Reader question: Monty, I am pre-qualified by a lender for a mortgage loan for $200,000. I work in one of the country's largest cities and commute to work. I have a good and secure job. I want to look at cost, safety, neighborhood amenities and convenience to public transportation, as they are different in every suburb. I would like a two-bedroom home, condo or co-operative. The city is very expensive to live downtown. I have approached several agents who all seemed very nice and offered to help, but now they will not return my phone calls. I cannot understand why. Can you help me?
Reader question: Monty, I am pre-qualified by a lender for a mortgage loan for $200,000. I work in one of the country's largest cities and commute to work. I have a good and secure job. I want to look at cost, safety, neighborhood amenities and convenience to public transportation, as they are different in every suburb. I would like a two-bedroom home, condo or co-operative. The city is very expensive to live downtown. I have approached several agents who all seemed very nice and offered to help, but now they will not return my phone calls. I cannot understand why. Can you help me? Heather S.
Monty's answer: Hello, Heather, and thanks for your question. Your desire to investigate different locations and housing options is smart. The reason the agents are not returning your calls is they have concluded it is not in their best interest to do so. The structure of the industry creates an environment where the agent and the consumer are both determining if they should invest the time in developing a relationship. They should have explained this to you, and suggested how to fix it.
Today, residential real estate markets in most big city suburbs are quite robust. Buyers are abundant, and a $200,000 budget is at the entry level. Many real estate agents restrict their practices based on geographical limits, price points, housing type and more. When sharing your expectation of a multiple suburb search combined with your price range, they saw multiple agents being necessary and their chances of making a low level sale drop substantially. For example, if working in New York City, agents sometimes write three to five offers on different co-ops before the HOA will accept a prospective owner. Here is an article about what real estate agents are expected to do every day. It may be helpful to review this to add insight to your circumstances.
Employ tactics to benefit from the situation
Locate a new agent in each of the suburbs being considered. Call each of them directly. When calling, ask them if you can buy a two-bedroom property for $200,000 in their neighborhood. Set an appointment to view the agent's opinion of the best example of what $200,000 can buy, with the required features and neighborhood amenities.
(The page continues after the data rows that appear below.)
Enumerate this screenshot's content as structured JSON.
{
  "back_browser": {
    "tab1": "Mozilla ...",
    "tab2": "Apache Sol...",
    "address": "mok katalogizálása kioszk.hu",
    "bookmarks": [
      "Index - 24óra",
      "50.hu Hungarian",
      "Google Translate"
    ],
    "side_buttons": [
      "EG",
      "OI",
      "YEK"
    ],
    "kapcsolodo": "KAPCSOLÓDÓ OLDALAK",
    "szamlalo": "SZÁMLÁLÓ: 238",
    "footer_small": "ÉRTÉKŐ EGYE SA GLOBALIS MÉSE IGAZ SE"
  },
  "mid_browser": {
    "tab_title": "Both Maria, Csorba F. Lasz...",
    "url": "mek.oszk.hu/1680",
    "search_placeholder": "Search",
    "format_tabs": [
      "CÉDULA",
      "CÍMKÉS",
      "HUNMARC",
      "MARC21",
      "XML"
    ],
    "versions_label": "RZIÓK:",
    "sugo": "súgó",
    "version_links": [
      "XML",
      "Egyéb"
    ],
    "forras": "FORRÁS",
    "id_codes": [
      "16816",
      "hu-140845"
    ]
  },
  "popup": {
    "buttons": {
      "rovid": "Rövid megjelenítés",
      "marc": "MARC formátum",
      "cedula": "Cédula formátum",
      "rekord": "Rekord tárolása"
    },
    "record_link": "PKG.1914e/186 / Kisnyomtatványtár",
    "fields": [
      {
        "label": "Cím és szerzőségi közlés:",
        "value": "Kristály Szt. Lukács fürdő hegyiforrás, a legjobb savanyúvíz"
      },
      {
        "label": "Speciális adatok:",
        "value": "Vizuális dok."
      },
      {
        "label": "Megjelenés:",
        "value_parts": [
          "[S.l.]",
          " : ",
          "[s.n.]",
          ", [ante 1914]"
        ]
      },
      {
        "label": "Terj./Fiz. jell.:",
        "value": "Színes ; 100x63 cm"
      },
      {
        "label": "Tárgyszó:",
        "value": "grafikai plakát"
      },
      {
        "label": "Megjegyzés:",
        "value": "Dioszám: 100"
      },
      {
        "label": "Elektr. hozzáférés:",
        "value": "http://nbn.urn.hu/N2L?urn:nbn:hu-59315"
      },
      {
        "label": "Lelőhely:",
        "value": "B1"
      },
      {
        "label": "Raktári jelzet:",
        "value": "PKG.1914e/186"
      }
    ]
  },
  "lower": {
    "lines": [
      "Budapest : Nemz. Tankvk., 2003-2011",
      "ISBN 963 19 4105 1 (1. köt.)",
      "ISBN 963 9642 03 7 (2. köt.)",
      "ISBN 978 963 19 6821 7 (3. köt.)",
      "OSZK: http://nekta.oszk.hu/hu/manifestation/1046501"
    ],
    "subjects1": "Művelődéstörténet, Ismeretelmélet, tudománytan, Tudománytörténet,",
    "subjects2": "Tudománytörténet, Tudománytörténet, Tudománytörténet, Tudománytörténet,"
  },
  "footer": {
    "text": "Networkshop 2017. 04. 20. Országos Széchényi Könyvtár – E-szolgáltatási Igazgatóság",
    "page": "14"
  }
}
During or after the showing, ask them to explain the benefits of living there as opposed to any other suburbs around the city. Why are others moving here?
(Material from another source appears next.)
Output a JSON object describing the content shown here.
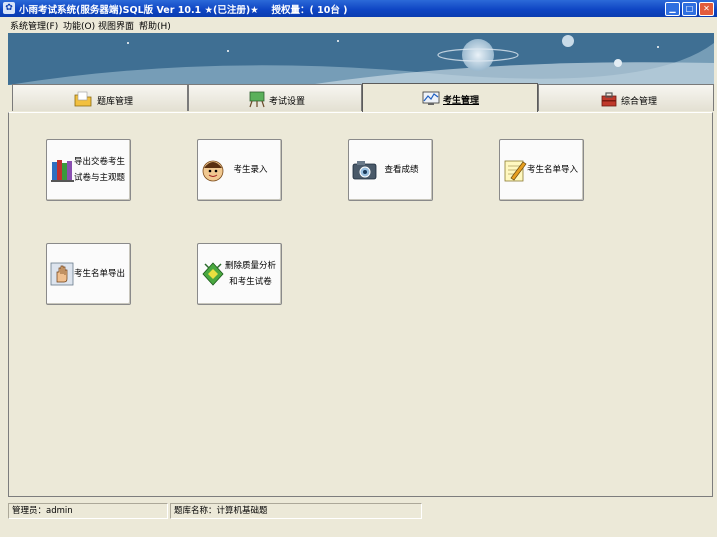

Repeat this process in each suburb you are considering. Keep the property data sheets and take notes about the property. Here is an article about viewing a home that may be helpful. Agents will be happy to show property in their domain. An agent who will show all the suburbs may surface, as some big cities are easier to navigate. Those suburbs are usually connected with an efficient highway system. If an agent suggests they can handle all the suburbs, be very careful and ask for specific examples and references. In New York City, with its high density, diverse neighborhoods, rivers and sprawling geography, even finding a volunteer is unlikely. As the price point rises, more agents will appear.
In a city where three agents are required, if buyer agency is the common practice, be careful to have a cancellation provision in the agreement tied to performance in a particular suburb. Do this to avoid having a misunderstanding over how and when an agent is compensated.
Just a little more work on your part
After viewing properties in three or four suburbs, and a data sheet on each in your possession, you know the property taxes, HOA fees, room sizes, features and more. You will have a better sense of where you want to live and you can then focus your search to one or two markets. In corporate relocation situations, this process is called an "area tour."
Another approach may be to start looking at open houses in the suburbs to be compared. An open house can be viewed without an appointment. There is no type of commitment to go inside and look around. Some agents may ask you to sign a guest register for security purposes, which is a legitimate request.
This may be the best way to navigate through the maze and get the information needed to make an intelligent decision. Having agents competing for your business in their community is a good place to be.
Richard Montgomery gives no-nonsense real estate advice to readers most pressing questions. He is a real estate industry veteran who has championed industry reform for over a quarter century. You can ask him questions at DearMonty.com.